On Tuesday, I visited three schools in Dorveme and Tsiame (pronounced "chee-ya-may"). Of the three schools, one was a community kindergarten, and the two other were "publicly" funded Catholic and Evangelical Presbyterian Primary schools (Grades one to six). I conducted interviews with the headmasters and teachers to gain information regarding the sanitation programs being taught throughout the school year. Though I was originally sent to "create" a sanitation program, upon arriving I found that all schools have addressed sanitation quite adequately. It is not that the school teachers and students were unaware of the importance of sanitation, but rather that the sanitation facilities were lacking or else unavailable.
For example, the community kindergarten in Dorveme taught children to was their hands after using the toilet but there weren't sinks, running water and soap available for the children to accomplish such tasks. Alas, the latrine the student had been using broke and the teacher did not have the funds available to purchase a new one.

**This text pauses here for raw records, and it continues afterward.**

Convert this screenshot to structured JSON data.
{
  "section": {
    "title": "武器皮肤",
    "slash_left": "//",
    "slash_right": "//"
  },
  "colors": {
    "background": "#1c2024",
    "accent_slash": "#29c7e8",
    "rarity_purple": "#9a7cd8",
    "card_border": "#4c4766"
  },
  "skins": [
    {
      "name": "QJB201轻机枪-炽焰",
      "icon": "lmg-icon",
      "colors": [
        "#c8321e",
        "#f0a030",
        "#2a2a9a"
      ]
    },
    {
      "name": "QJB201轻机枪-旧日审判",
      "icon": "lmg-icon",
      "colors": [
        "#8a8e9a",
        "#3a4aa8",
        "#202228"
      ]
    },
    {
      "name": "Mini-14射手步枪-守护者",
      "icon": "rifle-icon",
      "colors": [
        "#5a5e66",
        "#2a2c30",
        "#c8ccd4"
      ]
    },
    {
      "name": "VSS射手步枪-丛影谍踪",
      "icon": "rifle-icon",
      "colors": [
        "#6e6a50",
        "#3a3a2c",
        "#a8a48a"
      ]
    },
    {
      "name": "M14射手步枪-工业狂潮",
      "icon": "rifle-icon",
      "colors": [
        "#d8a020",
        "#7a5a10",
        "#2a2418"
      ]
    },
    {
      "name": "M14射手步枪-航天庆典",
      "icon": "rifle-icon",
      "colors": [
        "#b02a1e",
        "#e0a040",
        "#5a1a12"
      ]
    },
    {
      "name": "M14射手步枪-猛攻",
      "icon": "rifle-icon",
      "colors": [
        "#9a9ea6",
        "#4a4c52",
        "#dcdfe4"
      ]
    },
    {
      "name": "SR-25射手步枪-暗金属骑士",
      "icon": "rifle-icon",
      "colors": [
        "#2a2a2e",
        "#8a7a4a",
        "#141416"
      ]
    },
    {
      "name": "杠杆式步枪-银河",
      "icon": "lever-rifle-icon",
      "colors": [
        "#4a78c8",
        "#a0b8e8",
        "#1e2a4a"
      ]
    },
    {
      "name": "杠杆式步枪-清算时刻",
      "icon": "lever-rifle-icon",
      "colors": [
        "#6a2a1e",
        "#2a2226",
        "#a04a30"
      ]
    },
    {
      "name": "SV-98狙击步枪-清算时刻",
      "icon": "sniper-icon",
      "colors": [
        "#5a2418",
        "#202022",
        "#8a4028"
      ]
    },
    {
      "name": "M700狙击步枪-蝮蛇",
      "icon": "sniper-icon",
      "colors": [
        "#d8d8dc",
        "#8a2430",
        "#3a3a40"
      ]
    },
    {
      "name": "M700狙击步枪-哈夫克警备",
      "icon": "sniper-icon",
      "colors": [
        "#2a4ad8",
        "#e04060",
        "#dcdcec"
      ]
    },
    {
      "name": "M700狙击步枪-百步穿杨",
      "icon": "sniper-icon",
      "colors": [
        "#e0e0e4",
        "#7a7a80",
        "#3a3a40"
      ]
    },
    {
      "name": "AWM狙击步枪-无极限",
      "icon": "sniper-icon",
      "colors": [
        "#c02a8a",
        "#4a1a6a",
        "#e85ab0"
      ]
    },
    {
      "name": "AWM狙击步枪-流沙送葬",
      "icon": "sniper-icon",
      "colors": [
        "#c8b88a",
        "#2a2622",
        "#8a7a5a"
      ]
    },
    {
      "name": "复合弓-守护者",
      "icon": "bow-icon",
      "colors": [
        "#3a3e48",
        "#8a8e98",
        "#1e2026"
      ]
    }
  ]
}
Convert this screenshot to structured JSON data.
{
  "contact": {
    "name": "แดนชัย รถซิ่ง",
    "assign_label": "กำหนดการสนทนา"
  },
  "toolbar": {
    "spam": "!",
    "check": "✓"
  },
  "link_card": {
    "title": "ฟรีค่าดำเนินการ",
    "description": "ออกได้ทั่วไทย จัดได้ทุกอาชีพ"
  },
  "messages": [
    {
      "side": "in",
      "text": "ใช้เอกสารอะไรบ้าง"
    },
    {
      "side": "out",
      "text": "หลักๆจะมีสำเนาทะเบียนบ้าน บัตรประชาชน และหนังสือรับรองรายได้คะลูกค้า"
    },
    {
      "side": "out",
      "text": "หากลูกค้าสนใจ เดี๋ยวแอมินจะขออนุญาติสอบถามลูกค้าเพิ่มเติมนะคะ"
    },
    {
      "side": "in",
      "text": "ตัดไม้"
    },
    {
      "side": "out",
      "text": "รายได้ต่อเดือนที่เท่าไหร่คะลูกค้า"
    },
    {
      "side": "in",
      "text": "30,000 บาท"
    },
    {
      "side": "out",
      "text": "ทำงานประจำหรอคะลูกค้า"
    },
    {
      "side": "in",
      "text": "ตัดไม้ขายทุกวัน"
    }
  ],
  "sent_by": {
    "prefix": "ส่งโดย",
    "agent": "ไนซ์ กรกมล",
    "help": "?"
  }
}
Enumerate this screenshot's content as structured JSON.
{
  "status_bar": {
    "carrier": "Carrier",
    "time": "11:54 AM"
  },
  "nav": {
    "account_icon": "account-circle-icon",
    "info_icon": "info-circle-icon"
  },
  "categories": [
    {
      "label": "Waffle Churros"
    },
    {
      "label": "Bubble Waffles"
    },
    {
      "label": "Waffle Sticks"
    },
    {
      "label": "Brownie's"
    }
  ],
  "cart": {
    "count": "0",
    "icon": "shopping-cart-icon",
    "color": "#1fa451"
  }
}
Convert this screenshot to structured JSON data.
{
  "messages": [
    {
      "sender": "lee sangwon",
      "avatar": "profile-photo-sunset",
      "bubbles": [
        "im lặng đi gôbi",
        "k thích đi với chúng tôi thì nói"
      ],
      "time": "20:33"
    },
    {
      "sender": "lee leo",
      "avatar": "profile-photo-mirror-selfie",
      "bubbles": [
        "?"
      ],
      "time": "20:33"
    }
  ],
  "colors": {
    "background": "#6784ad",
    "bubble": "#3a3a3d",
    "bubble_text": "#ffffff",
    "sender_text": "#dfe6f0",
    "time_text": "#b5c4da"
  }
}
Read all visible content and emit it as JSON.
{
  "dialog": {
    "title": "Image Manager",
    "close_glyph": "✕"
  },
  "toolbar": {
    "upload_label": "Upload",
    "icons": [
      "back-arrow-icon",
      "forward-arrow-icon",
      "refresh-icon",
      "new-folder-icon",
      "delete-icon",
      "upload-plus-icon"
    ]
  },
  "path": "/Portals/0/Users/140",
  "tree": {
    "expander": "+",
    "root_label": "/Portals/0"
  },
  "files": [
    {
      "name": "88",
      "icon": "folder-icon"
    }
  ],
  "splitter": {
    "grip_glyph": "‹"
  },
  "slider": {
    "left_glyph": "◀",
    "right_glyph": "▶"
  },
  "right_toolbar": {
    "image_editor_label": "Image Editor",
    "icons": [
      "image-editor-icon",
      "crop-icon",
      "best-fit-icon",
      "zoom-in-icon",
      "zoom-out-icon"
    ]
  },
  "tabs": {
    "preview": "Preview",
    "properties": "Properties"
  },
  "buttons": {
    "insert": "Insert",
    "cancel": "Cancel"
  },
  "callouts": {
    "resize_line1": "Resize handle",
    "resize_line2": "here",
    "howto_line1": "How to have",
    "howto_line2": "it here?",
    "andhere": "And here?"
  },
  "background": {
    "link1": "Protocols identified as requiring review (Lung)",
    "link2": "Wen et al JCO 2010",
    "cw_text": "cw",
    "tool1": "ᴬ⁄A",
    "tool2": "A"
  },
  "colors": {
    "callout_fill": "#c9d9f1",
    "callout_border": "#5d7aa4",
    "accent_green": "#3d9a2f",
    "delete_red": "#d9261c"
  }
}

Similarly at another school, Tsiame E.P. Primary, there was an extensive sanitation program in place with a sanitation teacher that was scheduled to teach three sanitation classes per week for every grade. The sanitation teacher stresses the need to clean up the toilets after use BUT as I found out, there are 10 toilets available for approximately 400 school children. In addition, these toilets were installed and have been used for ten years. Now, it doesn't take a PH.D. candidate to understand that the sanitation of the toilets is not going to be on par.
So, my task is now to perform a needs assessment for the Dorveme-Tsiame school district to try and figure out what they need, how much the costs will be and possible funding bodies. In addition, I must take into account the sustainability of the sanitation program and how funds will be made available in the future should another latrine break and is unable to be fixed or replaced. Resources. People require resources.
I find that it's continually interesting to ask questions such as why isn't Ghana able to afford to subsidize its public school system? These questions are related to my research project regarding the debate over water privatization. Why isn't Ghana able to be financially independent? What does "independence" mean if Ghana formally "achieved" its independence 53 years ago yet it still cannot afford basic social services? These are some of the larger questions that I think about in regards to my experience as an intern and student.
During our time out in the Volta Region, we (my colleague and I) explored the grasscutter, goat, sheep and crop farms. We were also able to see the "passing of the gift" in which one farmer will give another farmer the offspring of his or her animals. The HPI seeks to ensure long-term economic sustainability through its living loans program, so it was interesting to see exactly how it is able to ensure such measures.
In addition to our time, we were once again introduced to new sights, smells, tastes and sounds. The Volta Region is distinctly different from the Greater Accra Region. In Accra, the Akans speak Twi while in the Volta, the Ewe people (pronounced eh-whey) speak several different dialects of Ewe. The Ewe also have a very different variety of dishes-- Abolo, jooey (pronounced joe-whey), yakey yake (a.k.a yackson), akble, and stews containing anchovies (a.k.a. "Keta" School boys), herring, tilapia, crab, sole, tuna, and other fresh fishes from the surrounding lagoon and ocean. It's a very aesthetically beautiful area, surrounded by beaches and a nice ocean sea breeze which really feels great in the mid-afternoon 100 degree weather :)